In addition, I’m excited to have found a way to improve Default Folder X’s tracking of recently-used files. In previous versions, Default Folder X relied largely on the ‘recent items’ tracking that’s built into macOS. That method had some significant limitations, mainly that it didn’t “see” files that were opened in apps that lack an ‘Open Recent’ menu item, like Safari and Firefox. Given how much stuff we upload to websites and open in web apps (like gmail) these days, that was a pretty big shortcoming. With Default Folder X 5.3, you’ll now find those files included in your Recent Files menu as they should be.
And on the how-many-times-has-this-been-requested front, you can now add separators to Default Folder X’s Favorites menu. That helps keep things visually organized so you can quickly get to the Favorite folder you’re after. To add a separator, open your Default Folder X preferences, click on the Folders tab, select Favorites, then click the ‘+’ button at the bottom. There’s now an option to create a separator. Once you’ve added one, just drag it up and down in the list to place it where you want.
There are also user interface improvements for the drawer that Default Folder X attaches to Finder windows, compatibility with iBooks and Newtek Lightwave, and a number of bug fixes and little tweaks.
There’s a list of changes along with download links on the Default Folder X Release page – go get your copy now!
Friday, September 7th, 2018
There’s a new public beta version of Default Folder X available – it’s Default Folder X 5.2.6b7.
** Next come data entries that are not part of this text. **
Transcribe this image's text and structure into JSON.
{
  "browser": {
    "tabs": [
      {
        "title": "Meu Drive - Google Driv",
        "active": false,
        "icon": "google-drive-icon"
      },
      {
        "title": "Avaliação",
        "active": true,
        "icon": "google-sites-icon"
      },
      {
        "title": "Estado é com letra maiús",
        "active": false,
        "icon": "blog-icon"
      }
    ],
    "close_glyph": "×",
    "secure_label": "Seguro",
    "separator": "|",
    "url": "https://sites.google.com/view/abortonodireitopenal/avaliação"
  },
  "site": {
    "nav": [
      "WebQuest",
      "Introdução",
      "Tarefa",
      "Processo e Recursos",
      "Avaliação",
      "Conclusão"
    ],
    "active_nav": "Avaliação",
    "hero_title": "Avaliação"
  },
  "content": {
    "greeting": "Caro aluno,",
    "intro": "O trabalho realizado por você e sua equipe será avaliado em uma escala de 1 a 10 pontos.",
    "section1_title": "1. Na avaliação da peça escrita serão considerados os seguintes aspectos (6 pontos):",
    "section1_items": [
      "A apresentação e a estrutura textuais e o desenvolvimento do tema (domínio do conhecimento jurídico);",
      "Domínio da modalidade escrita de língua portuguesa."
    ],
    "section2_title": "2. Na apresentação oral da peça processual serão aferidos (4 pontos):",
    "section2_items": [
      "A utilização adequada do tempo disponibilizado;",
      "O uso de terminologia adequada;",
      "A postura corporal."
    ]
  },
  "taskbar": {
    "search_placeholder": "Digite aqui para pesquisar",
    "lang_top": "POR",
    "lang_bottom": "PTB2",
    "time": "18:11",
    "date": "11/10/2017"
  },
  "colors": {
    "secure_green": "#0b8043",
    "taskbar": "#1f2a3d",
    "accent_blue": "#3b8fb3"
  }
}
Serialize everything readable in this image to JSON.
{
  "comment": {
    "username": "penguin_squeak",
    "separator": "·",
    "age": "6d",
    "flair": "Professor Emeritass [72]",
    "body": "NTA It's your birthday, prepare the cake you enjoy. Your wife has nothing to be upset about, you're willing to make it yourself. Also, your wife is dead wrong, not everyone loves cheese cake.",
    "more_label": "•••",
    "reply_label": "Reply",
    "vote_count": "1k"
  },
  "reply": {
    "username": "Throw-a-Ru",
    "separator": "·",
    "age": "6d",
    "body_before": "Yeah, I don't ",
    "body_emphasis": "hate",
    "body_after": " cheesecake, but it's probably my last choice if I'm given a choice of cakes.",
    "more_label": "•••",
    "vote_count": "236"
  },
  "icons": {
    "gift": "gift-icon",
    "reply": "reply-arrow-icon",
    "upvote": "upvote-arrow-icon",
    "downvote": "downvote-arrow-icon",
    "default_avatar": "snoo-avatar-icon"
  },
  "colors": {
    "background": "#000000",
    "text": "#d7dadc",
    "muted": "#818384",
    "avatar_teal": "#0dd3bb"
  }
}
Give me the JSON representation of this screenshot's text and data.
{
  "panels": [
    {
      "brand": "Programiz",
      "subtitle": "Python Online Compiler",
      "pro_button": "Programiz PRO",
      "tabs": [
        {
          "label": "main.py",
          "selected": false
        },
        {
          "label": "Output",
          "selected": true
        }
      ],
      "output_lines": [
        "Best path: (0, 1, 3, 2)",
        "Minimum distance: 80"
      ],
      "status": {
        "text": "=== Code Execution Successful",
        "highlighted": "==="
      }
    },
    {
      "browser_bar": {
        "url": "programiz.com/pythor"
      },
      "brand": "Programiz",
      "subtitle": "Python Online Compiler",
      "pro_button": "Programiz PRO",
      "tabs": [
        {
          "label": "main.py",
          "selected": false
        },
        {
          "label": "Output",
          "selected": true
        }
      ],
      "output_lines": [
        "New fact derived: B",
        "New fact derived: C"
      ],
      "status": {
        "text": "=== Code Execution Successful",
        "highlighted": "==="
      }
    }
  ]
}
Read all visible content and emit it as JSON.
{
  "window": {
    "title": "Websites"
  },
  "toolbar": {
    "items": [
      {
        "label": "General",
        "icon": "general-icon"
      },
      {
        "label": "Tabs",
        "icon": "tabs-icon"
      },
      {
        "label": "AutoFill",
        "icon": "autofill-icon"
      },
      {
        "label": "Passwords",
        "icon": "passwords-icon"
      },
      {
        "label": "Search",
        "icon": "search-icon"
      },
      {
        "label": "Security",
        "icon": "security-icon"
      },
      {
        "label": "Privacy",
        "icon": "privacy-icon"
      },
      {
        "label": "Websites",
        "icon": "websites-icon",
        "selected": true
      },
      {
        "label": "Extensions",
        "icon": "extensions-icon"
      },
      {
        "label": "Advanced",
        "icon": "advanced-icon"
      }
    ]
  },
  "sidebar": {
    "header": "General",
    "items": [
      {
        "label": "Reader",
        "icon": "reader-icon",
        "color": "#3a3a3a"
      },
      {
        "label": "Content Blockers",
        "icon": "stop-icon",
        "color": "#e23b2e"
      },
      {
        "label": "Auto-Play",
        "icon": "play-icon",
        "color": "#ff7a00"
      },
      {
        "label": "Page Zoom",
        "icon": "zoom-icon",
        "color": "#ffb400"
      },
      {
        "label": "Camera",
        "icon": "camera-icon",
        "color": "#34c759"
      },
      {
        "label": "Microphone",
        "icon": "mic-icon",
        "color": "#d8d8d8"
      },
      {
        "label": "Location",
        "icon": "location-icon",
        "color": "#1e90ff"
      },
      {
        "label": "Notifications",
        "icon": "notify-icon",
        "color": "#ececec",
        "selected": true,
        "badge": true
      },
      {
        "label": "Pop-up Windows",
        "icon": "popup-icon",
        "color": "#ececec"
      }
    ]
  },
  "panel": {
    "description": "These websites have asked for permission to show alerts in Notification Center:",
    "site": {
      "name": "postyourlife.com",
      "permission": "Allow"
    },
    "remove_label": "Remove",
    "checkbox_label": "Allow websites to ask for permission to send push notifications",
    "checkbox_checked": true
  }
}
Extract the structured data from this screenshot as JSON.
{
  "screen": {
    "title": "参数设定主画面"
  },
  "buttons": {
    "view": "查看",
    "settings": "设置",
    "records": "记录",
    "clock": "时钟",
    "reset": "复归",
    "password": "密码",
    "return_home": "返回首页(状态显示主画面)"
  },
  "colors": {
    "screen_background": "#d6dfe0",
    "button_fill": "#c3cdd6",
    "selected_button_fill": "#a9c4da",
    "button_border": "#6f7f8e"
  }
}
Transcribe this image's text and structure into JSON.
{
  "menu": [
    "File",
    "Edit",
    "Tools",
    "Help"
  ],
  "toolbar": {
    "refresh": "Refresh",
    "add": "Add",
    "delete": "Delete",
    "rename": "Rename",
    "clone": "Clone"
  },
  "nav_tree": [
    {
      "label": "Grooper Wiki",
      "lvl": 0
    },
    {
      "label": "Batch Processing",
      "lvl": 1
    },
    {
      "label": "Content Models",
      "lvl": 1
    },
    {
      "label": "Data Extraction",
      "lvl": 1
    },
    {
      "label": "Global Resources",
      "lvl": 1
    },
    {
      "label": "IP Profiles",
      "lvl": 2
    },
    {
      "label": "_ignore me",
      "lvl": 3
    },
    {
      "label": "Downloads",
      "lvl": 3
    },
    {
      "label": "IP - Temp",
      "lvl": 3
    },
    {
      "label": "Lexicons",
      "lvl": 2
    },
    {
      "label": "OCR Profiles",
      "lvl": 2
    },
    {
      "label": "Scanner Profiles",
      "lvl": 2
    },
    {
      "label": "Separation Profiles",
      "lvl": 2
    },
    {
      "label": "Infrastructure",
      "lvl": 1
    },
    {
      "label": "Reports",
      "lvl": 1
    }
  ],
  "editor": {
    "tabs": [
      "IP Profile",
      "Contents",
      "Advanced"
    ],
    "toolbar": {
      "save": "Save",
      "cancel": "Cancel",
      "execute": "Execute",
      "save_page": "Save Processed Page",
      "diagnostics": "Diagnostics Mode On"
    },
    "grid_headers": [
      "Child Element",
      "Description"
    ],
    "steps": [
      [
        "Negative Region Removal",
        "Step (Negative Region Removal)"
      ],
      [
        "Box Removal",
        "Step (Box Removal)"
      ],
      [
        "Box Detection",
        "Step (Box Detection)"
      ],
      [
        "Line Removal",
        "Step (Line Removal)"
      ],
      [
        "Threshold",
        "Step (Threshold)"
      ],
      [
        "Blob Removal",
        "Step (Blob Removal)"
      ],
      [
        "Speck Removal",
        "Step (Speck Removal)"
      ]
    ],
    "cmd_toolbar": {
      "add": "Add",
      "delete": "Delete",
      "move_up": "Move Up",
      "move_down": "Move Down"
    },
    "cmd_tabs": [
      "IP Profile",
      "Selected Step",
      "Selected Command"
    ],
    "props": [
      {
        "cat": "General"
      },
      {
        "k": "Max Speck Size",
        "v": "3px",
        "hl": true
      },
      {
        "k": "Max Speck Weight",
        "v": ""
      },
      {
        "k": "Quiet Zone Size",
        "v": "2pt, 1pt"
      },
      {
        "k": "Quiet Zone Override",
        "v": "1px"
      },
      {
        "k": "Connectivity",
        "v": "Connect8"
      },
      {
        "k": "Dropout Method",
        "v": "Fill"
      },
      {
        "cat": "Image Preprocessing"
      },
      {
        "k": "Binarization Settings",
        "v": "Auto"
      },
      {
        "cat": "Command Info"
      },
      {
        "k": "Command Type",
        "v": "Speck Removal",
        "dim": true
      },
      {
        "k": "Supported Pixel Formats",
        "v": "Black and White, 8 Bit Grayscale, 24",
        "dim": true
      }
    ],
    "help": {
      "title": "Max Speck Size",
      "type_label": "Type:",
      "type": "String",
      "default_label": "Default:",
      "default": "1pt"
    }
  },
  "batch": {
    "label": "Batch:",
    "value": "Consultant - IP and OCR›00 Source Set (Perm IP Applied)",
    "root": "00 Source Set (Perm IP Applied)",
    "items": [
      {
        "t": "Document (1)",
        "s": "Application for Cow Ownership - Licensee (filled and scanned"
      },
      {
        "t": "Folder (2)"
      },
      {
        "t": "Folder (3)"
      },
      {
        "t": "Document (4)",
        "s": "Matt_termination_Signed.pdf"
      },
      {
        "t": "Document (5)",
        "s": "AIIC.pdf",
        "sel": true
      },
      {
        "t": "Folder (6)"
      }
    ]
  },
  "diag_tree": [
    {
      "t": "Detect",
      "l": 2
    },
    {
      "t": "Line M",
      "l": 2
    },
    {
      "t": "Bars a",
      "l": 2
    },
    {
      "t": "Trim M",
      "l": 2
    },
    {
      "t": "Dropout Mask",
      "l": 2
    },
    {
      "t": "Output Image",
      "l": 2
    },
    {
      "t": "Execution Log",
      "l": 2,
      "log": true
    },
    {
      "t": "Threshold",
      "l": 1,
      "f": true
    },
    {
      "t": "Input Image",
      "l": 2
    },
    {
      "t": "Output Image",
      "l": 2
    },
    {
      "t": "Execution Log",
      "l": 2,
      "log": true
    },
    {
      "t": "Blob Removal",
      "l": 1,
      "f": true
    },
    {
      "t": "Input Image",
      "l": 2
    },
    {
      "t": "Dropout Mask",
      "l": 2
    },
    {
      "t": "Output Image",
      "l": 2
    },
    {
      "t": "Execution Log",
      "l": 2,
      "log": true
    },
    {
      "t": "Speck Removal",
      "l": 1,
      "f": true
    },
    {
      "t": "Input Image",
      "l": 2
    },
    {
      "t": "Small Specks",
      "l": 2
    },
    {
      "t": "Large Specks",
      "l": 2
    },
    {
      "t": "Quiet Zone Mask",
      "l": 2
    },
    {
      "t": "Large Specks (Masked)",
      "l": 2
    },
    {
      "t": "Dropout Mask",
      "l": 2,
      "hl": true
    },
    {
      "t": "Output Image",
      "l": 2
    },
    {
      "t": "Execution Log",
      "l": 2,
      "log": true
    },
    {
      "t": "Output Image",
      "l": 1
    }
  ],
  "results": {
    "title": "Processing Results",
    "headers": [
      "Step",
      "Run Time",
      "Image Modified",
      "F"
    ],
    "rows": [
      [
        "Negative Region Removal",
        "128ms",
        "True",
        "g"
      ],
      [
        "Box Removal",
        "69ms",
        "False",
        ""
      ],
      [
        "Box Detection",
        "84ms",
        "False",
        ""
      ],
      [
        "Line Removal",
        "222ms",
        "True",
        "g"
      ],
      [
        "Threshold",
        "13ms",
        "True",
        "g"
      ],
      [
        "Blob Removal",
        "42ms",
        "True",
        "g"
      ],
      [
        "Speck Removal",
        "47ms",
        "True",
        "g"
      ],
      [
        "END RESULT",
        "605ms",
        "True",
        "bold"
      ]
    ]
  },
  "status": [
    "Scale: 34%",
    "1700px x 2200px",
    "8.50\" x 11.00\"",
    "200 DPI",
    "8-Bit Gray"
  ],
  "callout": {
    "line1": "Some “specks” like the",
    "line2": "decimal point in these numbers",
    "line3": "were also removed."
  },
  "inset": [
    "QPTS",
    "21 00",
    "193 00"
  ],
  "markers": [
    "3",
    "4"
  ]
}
You’ll want it if you’re running Mojave 18A384a or higher, as the new Mojave builds require “usage statements” built into applications as part of their privacy controls. Previous betas of Default Folder X didn’t have these, resulting in newer iterations of Mojave summarily killing it if it tries to access protected folders, like those containing your contacts or music.
This Default Folder X build also includes a bunch new dialogs to alert you when it hasn’t been given adequate access to things in System Preferences > Security & Privacy > Privacy. The biggest stumbling block is access to Automation — giving DFX permission to use AppleScript to talk to the Finder, Path Finder, ForkLift and System Preferences. DFX uses AppleScript to get lists of open windows and navigate to folders and files in Finder / Path Finder / ForkLift, as well as opening System Preferences to the right preference pane so you can update necessary settings.
While there’s definitely a need for Mojave’s increased security, it’s a bit piecemeal at present. I’d love it if Apple would provide developers with some sort of API to help inform users in one shot of everything that an application needs access to, and to help them configure that access conveniently. As it stands right now, you’ll encounter multiple alerts as you use Default Folder X — they pop up in the middle of whatever you’re doing when Default Folder X first tries to touch something that’s protected. They’re not terrible, but they interrupt what you’re doing and, as such, aren’t presented at a time when you’re likely to devote your full attention to the security choice you’re being asked to make. So be prepared for a few alerts when you first start using Default Folder X in Mojave — it’s now the price we pay for additional security.
Oh, and on top of all the security shenanigans, Default Folder X 5.2.6b7 also tracks your recently used files much more effectively, even if the Recent Items system in macOS misses them. Something I’m happy to have finally sorted out!
Release notes and a download link are on the Default Folder X beta testing page.